Finally, all four quadriceps muscles must work hard to straighten your knee. In Paripurna Navasana, the challenge to the quads is so intense that some practitioners may feel them cramping. You may need even more effort from your quadriceps if you have tight hamstrings, because the hamstrings directly oppose the actions you're trying to do with your quads. Here's where the primary flexibility challenge of the pose comes into play.
Test Your Hamstrings
To see how tight hamstrings can limit your Paripurna Navasana, try Supta Padangusthasana (Reclining Hand-to-Big-Toe Pose). Lie on your back, place a yoga belt across the sole of your right foot, and hold an end in each hand. Keeping your head, torso, and left leg flat on the floor and both legs straight, lift your right leg up toward the ceiling. If you can bring your leg past vertical and easily grasp your big toe while keeping your legs straight and your shoulders on the floor, your hamstrings won't hamper you in Paripurna Navasana. If you can't get your leg at least perpendicular to the floor while keeping proper alignment, your hamstrings are too tight to allow a 90-degree angle between your torso and legs in Paripurna Navasana—and the wider the angle, the harder you'll have to work your iliopsoas and your abs. In addition, tight hamstrings will pull on the base of your pelvis, tilting it back and forcing your erector spinae to work overtime to compensate.
Ease Into It
Regular practice of Supta Padangusthasana and other hamstring stretches will help your Paripurna Navasana. In the meantime, here's how you can work on the pose even with tight hamstrings.
Sit with your knees bent and your feet on the floor and draw your spine tall. Wrap your hands around the tops of your shins and pull in with your arms to help lift and broaden your chest. Sit up on your sitting bones, not rolled back onto your tailbone. Then, keeping your spine fully lengthened and your chest lifted, release the grip on your shins and stretch your arms out parallel to the floor. Reach strongly from shoulders to fingertips without rounding your shoulders; keep your shoulder blades moving down your back.
Next, start tipping your torso back and find a balance point—still on your sitting bones and with your knees bent and spine long, but now with your feet off the floor. Begin to straighten your legs, stopping and rebending them a bit if you feel your back start to round. This bent-leg version is a good way to practicing balancing in Paripurna Navasana while also strengthening the muscles you need for the pose.
Take the Challenge
If tight hamstrings aren't an issue, you may be able to practice Paripurna Navasana with straight legs—or you may have to work with them bent while you build strength. As you get stronger and more flexible, you'll eventually be able to straighten both knees so your toes are a bit higher than your eyes.

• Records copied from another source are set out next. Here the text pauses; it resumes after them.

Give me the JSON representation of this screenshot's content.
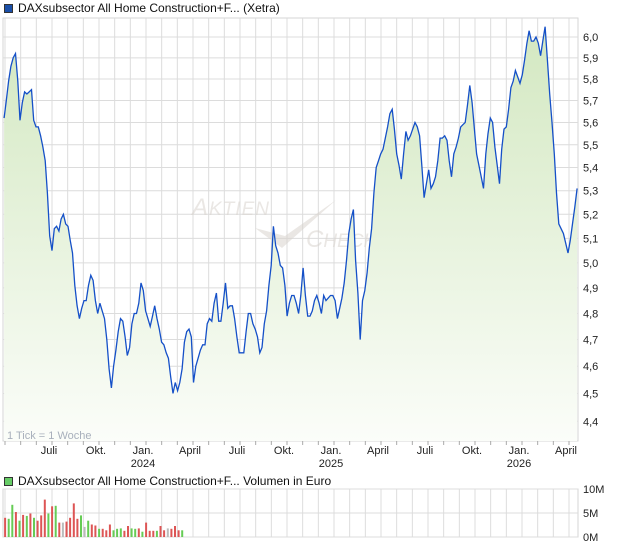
{
  "chart_data": [
    {
      "type": "area",
      "title": "DAXsubsector All Home Construction+F... (Xetra)",
      "series_color": "#1550c8",
      "legend_color": "#1a4fa8",
      "fill_top": "#d3e8c1",
      "fill_bottom": "#fbfdf9",
      "x_start_year": 2023.245,
      "x_end_year": 2026.293,
      "y_scale": "log",
      "ylim": [
        4.35,
        6.07
      ],
      "y_ticks": [
        "6,0",
        "5,9",
        "5,8",
        "5,7",
        "5,6",
        "5,5",
        "5,4",
        "5,3",
        "5,2",
        "5,1",
        "5,0",
        "4,9",
        "4,8",
        "4,7",
        "4,6",
        "4,5",
        "4,4"
      ],
      "y_tick_values": [
        6.0,
        5.9,
        5.8,
        5.7,
        5.6,
        5.5,
        5.4,
        5.3,
        5.2,
        5.1,
        5.0,
        4.9,
        4.8,
        4.7,
        4.6,
        4.5,
        4.4
      ],
      "x_ticks": [
        {
          "label": "Juli",
          "sub": "",
          "year": 2023.5
        },
        {
          "label": "Okt.",
          "sub": "",
          "year": 2023.75
        },
        {
          "label": "Jan.",
          "sub": "2024",
          "year": 2024.0
        },
        {
          "label": "April",
          "sub": "",
          "year": 2024.25
        },
        {
          "label": "Juli",
          "sub": "",
          "year": 2024.5
        },
        {
          "label": "Okt.",
          "sub": "",
          "year": 2024.75
        },
        {
          "label": "Jan.",
          "sub": "2025",
          "year": 2025.0
        },
        {
          "label": "April",
          "sub": "",
          "year": 2025.25
        },
        {
          "label": "Juli",
          "sub": "",
          "year": 2025.5
        },
        {
          "label": "Okt.",
          "sub": "",
          "year": 2025.75
        },
        {
          "label": "Jan.",
          "sub": "2026",
          "year": 2026.0
        },
        {
          "label": "April",
          "sub": "",
          "year": 2026.25
        }
      ],
      "note": "1 Tick = 1 Woche",
      "watermark": "AKTIEN CHECK",
      "values": [
        5.62,
        5.7,
        5.79,
        5.86,
        5.9,
        5.92,
        5.79,
        5.61,
        5.69,
        5.74,
        5.73,
        5.74,
        5.75,
        5.61,
        5.58,
        5.58,
        5.54,
        5.49,
        5.43,
        5.29,
        5.11,
        5.05,
        5.14,
        5.15,
        5.13,
        5.18,
        5.2,
        5.16,
        5.15,
        5.09,
        5.04,
        4.91,
        4.83,
        4.78,
        4.82,
        4.85,
        4.85,
        4.91,
        4.95,
        4.93,
        4.85,
        4.8,
        4.84,
        4.81,
        4.78,
        4.7,
        4.59,
        4.52,
        4.6,
        4.66,
        4.73,
        4.78,
        4.77,
        4.71,
        4.64,
        4.67,
        4.76,
        4.8,
        4.8,
        4.84,
        4.92,
        4.89,
        4.81,
        4.78,
        4.75,
        4.79,
        4.83,
        4.78,
        4.74,
        4.69,
        4.68,
        4.65,
        4.63,
        4.56,
        4.5,
        4.54,
        4.51,
        4.54,
        4.59,
        4.69,
        4.73,
        4.74,
        4.71,
        4.54,
        4.6,
        4.63,
        4.66,
        4.68,
        4.68,
        4.76,
        4.78,
        4.77,
        4.84,
        4.88,
        4.77,
        4.77,
        4.84,
        4.92,
        4.82,
        4.83,
        4.83,
        4.78,
        4.71,
        4.65,
        4.65,
        4.65,
        4.73,
        4.8,
        4.8,
        4.76,
        4.74,
        4.71,
        4.65,
        4.67,
        4.76,
        4.81,
        4.91,
        4.99,
        5.15,
        5.07,
        5.04,
        4.99,
        4.98,
        4.91,
        4.79,
        4.84,
        4.87,
        4.87,
        4.84,
        4.8,
        4.87,
        4.98,
        4.87,
        4.79,
        4.79,
        4.81,
        4.85,
        4.87,
        4.84,
        4.8,
        4.87,
        4.85,
        4.86,
        4.87,
        4.87,
        4.85,
        4.78,
        4.82,
        4.86,
        4.92,
        5.01,
        5.12,
        5.18,
        5.22,
        5.01,
        4.88,
        4.7,
        4.85,
        4.89,
        4.96,
        5.06,
        5.14,
        5.29,
        5.4,
        5.43,
        5.46,
        5.48,
        5.53,
        5.58,
        5.64,
        5.66,
        5.57,
        5.46,
        5.41,
        5.35,
        5.46,
        5.56,
        5.52,
        5.54,
        5.57,
        5.6,
        5.58,
        5.54,
        5.41,
        5.27,
        5.33,
        5.39,
        5.31,
        5.33,
        5.36,
        5.43,
        5.53,
        5.53,
        5.54,
        5.52,
        5.43,
        5.36,
        5.46,
        5.49,
        5.53,
        5.58,
        5.59,
        5.6,
        5.68,
        5.77,
        5.69,
        5.57,
        5.46,
        5.41,
        5.36,
        5.31,
        5.46,
        5.55,
        5.62,
        5.6,
        5.49,
        5.41,
        5.33,
        5.48,
        5.57,
        5.58,
        5.66,
        5.76,
        5.79,
        5.84,
        5.81,
        5.78,
        5.82,
        5.89,
        5.97,
        6.03,
        5.98,
        5.98,
        6.0,
        5.97,
        5.91,
        5.98,
        6.05,
        5.89,
        5.73,
        5.6,
        5.46,
        5.29,
        5.16,
        5.14,
        5.12,
        5.08,
        5.04,
        5.09,
        5.16,
        5.23,
        5.31
      ]
    },
    {
      "type": "bar",
      "title": "DAXsubsector All Home Construction+F... Volumen in Euro",
      "legend_color": "#66cc66",
      "colors": {
        "up": "#66cc55",
        "down": "#dd5555",
        "flat": "#bbbbbb"
      },
      "x_start_year": 2023.245,
      "bar_interval_weeks": 1,
      "ylim": [
        0,
        10
      ],
      "unit": "M",
      "y_ticks": [
        "10M",
        "5M",
        "0M"
      ],
      "y_tick_values": [
        10,
        5,
        0
      ],
      "values": [
        4.0,
        3.8,
        6.7,
        5.2,
        3.4,
        4.6,
        4.4,
        4.9,
        4.0,
        3.4,
        4.5,
        7.8,
        4.9,
        6.4,
        6.5,
        3.0,
        3.0,
        3.2,
        4.0,
        7.0,
        3.8,
        4.5,
        2.1,
        3.4,
        2.6,
        2.4,
        1.7,
        1.7,
        1.4,
        2.6,
        1.4,
        1.7,
        1.8,
        1.3,
        2.3,
        1.8,
        1.7,
        1.8,
        1.1,
        3.0,
        1.3,
        1.3,
        1.3,
        2.3,
        1.4,
        1.8,
        1.7,
        2.3,
        1.4,
        1.4
      ],
      "directions": [
        "down",
        "up",
        "up",
        "down",
        "up",
        "down",
        "up",
        "down",
        "up",
        "down",
        "down",
        "down",
        "up",
        "down",
        "up",
        "down",
        "flat",
        "down",
        "down",
        "down",
        "down",
        "up",
        "flat",
        "up",
        "down",
        "down",
        "up",
        "down",
        "down",
        "down",
        "up",
        "up",
        "up",
        "down",
        "down",
        "up",
        "up",
        "down",
        "up",
        "down",
        "down",
        "down",
        "up",
        "down",
        "down",
        "flat",
        "down",
        "down",
        "down",
        "up"
      ]
    }
  ]
}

Once you can do that, try moving back and forth between Paripurna Navasana and Ardha Navasana (Half Boat Pose). For Ardha Navasana, keep your legs and torso about six to eight inches from the floor, clasp your hands behind your head, and let your spine come into some flexion. As you lift back into Paripurna, open your chest, draw your shoulder blades down your back, and fully lengthen your spine.
For the ultimate Boat challenge, start in Dandasana (Staff Pose), sitting with your legs straight out in front of you on the floor and your spine tall. You'll need open hamstrings to achieve the 90-degree leg-to-torso angle you worked on in Supta Padangusthasana. Keeping that angle, lift your legs and tip back so you're still on your sitting bones but now in a strong V-shaped Paripurna Navasana.
Practice a Navasana version a few times each week and you'll develop core strength that improves your posture and lets you sail through Full Boat Pose with ease.
A physical therapist and Iyengar Yoga teacher, Julie Gudmestad runs a physical therapy practice and yoga studio in Portland, Oregon.